  1. Pamela says:

    My great great grandpa, John Jordano emigrated from Trein, Italy. His father remained there. The original name was Giordano. When my great-great great Grandpa Giordano Passed away, a letter came from a lawyer in Italy stating that there was land but my grandmother or her brothers and sisters would have to go live there. The letter would have gone to Giordano’s living great grand children Florence, Blanche, Glen and Rosco Dowse. My great grandmother Ella Jordan was John Jordan’s daughter (Giordano), and my Grandma’s mother. I have always wondered what became of the land. I have had trouble tracking this since John Giordano changed his name to Jordan when he emigrated to the US. He had been studying to be a priest in Italy and changed his mind , eaving his inheritance behind.

    • Thank you for taking an interest in our article. We appreciate your comment. What an interesting story.
      Although it is common to find property records of those still on title born in the 1880s, earlier birth dates may have not yet been digitised. Obtaining property records in prior periods may require a manual search in the town records. It may be easier to start with names that you know in the 1900s and then work backwards.

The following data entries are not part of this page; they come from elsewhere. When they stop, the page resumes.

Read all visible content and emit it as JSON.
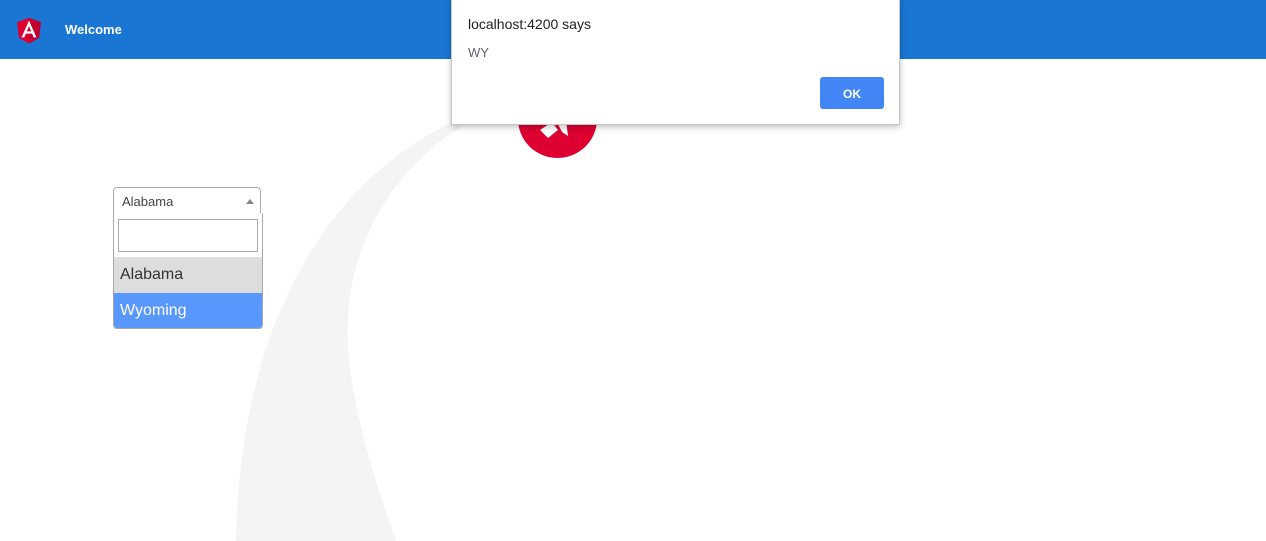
{
  "toolbar": {
    "title": "Welcome",
    "logo_icon": "angular-logo-icon",
    "background_color": "#1976d2"
  },
  "state_select": {
    "selected_value": "Alabama",
    "search_value": "",
    "options": [
      {
        "label": "Alabama",
        "state": "hover"
      },
      {
        "label": "Wyoming",
        "state": "highlighted"
      }
    ],
    "highlight_color": "#5897fb",
    "hover_color": "#dddddd"
  },
  "alert": {
    "title": "localhost:4200 says",
    "message": "WY",
    "ok_label": "OK",
    "button_color": "#4285f4"
  },
  "decorations": {
    "rocket_icon": "rocket-icon",
    "rocket_circle_color": "#dd0031"
  }
}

      There are thousands of unclaimed properties abandoned by Italians who emigrated to other countries. According to Italian succession law, descendants may still file to make a claim. If we can be of help, please get in touch: